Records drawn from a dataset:
=== Section Start ===

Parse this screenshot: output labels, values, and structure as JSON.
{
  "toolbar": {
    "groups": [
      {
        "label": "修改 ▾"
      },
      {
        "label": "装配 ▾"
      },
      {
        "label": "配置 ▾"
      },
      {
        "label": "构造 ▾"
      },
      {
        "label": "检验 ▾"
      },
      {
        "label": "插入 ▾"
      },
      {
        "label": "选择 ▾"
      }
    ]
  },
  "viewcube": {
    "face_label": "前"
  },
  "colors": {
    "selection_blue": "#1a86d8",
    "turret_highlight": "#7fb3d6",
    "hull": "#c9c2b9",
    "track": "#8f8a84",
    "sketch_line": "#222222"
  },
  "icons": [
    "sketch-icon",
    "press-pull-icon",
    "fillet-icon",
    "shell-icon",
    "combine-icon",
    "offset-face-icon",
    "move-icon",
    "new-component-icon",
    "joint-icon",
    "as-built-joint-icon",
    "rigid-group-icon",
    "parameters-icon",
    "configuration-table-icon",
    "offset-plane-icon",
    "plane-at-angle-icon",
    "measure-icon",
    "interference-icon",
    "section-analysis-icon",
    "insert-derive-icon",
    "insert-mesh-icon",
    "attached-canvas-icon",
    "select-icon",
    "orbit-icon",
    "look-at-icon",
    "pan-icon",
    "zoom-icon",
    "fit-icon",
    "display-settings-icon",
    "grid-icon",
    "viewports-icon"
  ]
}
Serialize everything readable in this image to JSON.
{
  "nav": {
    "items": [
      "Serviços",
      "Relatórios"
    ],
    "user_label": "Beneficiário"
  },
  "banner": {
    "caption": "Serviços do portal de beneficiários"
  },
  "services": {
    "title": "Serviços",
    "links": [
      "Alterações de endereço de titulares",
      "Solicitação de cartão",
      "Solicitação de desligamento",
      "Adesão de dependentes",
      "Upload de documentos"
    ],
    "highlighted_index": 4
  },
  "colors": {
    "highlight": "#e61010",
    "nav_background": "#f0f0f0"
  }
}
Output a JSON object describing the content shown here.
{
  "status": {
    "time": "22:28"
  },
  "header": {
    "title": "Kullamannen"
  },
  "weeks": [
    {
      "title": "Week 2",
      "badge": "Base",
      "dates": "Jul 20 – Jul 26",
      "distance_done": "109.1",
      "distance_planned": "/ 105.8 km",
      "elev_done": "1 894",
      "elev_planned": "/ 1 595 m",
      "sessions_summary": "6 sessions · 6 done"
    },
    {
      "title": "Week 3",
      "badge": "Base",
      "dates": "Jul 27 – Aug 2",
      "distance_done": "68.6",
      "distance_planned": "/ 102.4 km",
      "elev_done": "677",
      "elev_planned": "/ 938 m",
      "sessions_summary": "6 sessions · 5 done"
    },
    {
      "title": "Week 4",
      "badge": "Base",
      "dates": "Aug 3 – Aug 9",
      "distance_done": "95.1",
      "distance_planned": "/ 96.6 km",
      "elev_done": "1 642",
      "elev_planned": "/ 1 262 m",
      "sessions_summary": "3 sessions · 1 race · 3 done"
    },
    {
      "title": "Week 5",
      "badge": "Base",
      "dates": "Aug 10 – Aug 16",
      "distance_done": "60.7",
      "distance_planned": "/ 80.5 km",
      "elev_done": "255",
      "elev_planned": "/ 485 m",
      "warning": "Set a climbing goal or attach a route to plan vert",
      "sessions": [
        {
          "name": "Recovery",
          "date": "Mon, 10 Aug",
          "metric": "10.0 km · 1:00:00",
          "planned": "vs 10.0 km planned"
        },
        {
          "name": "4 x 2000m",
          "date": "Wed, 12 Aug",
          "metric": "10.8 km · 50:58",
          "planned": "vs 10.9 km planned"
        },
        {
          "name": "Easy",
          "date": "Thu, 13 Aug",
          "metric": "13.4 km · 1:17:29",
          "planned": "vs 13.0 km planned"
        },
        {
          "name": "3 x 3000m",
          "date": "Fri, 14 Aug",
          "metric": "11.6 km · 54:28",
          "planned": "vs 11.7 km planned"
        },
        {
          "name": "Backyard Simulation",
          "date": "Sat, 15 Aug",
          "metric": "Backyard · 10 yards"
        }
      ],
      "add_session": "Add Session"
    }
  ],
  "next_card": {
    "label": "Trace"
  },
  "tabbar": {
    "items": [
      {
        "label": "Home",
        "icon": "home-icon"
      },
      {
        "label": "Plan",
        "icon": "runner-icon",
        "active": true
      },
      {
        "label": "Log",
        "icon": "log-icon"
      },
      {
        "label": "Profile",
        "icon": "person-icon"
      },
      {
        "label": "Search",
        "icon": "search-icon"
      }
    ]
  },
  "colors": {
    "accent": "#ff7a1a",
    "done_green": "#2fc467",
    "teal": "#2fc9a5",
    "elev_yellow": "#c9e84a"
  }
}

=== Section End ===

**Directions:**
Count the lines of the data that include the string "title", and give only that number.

**Output of the task:**
6